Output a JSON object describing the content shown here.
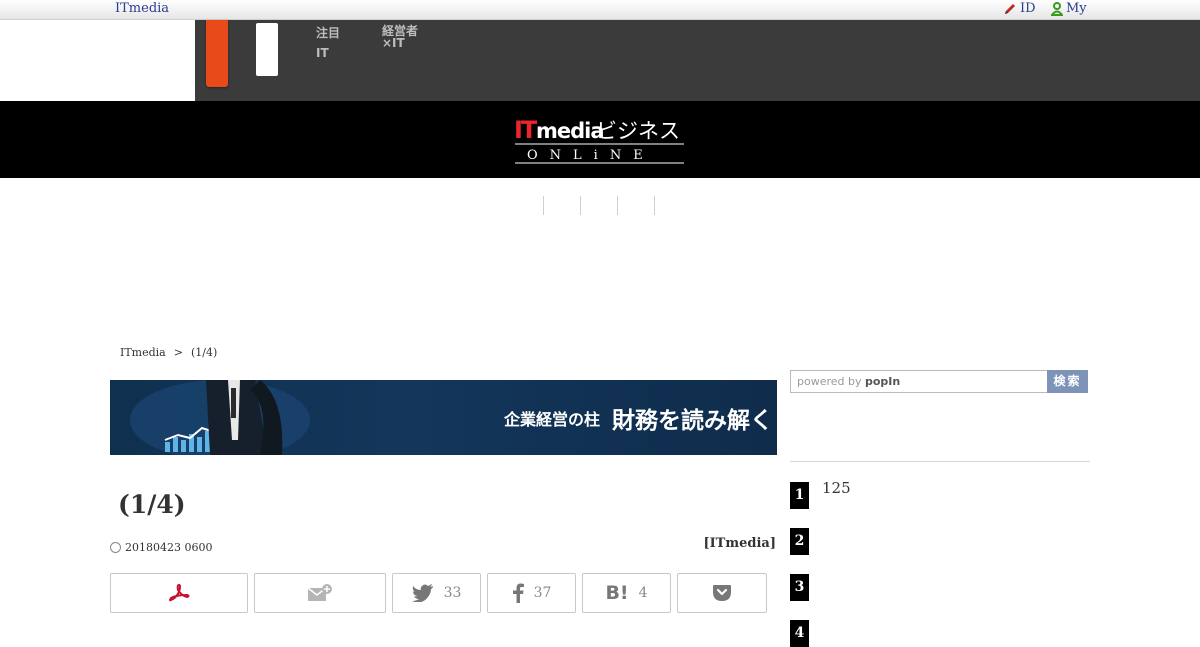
{
  "topbar": {
    "brand": "ITmedia",
    "id_label": "ID",
    "my_label": "My"
  },
  "nav": {
    "item1": [
      "注目",
      "IT"
    ],
    "item2": [
      "経営者",
      "×IT"
    ]
  },
  "logo": {
    "it": "IT",
    "media": "media",
    "business": "ビジネス",
    "online": "ONLiNE"
  },
  "breadcrumb": {
    "home": "ITmedia",
    "sep": ">",
    "current": "(1/4)"
  },
  "banner": {
    "small": "企業経営の柱",
    "big": "財務を読み解く"
  },
  "search": {
    "powered": "powered by",
    "popin": "popIn",
    "button": "検索"
  },
  "ranking": [
    {
      "rank": "1",
      "text": "125"
    },
    {
      "rank": "2",
      "text": ""
    },
    {
      "rank": "3",
      "text": ""
    },
    {
      "rank": "4",
      "text": ""
    }
  ],
  "article": {
    "title": "(1/4)",
    "date": "20180423 0600",
    "author": "[ITmedia]"
  },
  "share": {
    "twitter_count": "33",
    "facebook_count": "37",
    "hatena_count": "4"
  },
  "colors": {
    "nav_bg": "#3b3b3b",
    "accent_orange": "#e84a1a",
    "link_blue": "#2a3d8f",
    "search_button": "#7e93b8",
    "pdf_red": "#c8102e"
  }
}
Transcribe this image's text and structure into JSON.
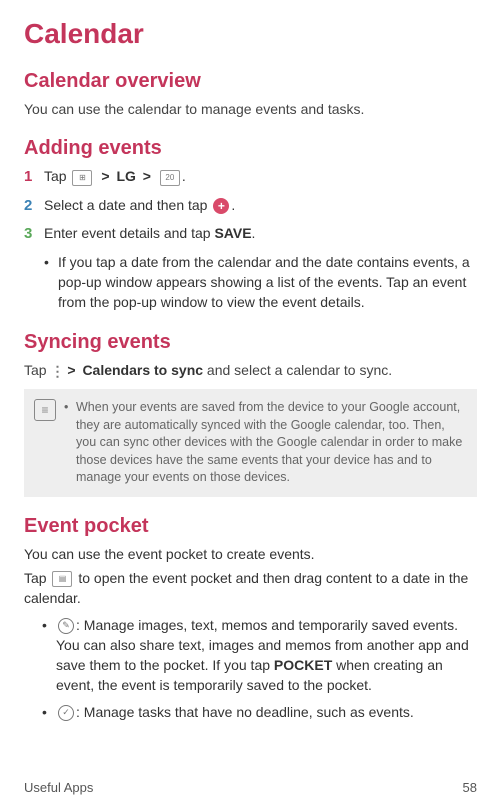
{
  "page": {
    "title": "Calendar"
  },
  "overview": {
    "heading": "Calendar overview",
    "text": "You can use the calendar to manage events and tasks."
  },
  "adding": {
    "heading": "Adding events",
    "s1_tap": "Tap",
    "s1_sep": ">",
    "s1_lg": "LG",
    "s1_period": ".",
    "calendar_icon_text": "20",
    "s2_a": "Select a date and then tap",
    "s2_period": ".",
    "plus_sign": "+",
    "s3_a": "Enter event details and tap ",
    "s3_save": "SAVE",
    "s3_period": ".",
    "note1": "If you tap a date from the calendar and the date contains events, a pop-up window appears showing a list of the events. Tap an event from the pop-up window to view the event details."
  },
  "syncing": {
    "heading": "Syncing events",
    "tap": "Tap",
    "sep": ">",
    "bold": "Calendars to sync",
    "rest": " and select a calendar to sync.",
    "note": "When your events are saved from the device to your Google account, they are automatically synced with the Google calendar, too. Then, you can sync other devices with the Google calendar in order to make those devices have the same events that your device has and to manage your events on those devices."
  },
  "pocket": {
    "heading": "Event pocket",
    "intro1": "You can use the event pocket to create events.",
    "intro2_a": "Tap",
    "intro2_b": "to open the event pocket and then drag content to a date in the calendar.",
    "item1_a": ": Manage images, text, memos and temporarily saved events. You can also share text, images and memos from another app and save them to the pocket. If you tap ",
    "item1_bold": "POCKET",
    "item1_b": " when creating an event, the event is temporarily saved to the pocket.",
    "item2": ": Manage tasks that have no deadline, such as events."
  },
  "footer": {
    "left": "Useful Apps",
    "right": "58"
  }
}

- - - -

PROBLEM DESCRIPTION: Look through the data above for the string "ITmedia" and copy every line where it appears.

WRITTEN ANSWER:
    "brand": "ITmedia",
    "home": "ITmedia",
    "author": "[ITmedia]"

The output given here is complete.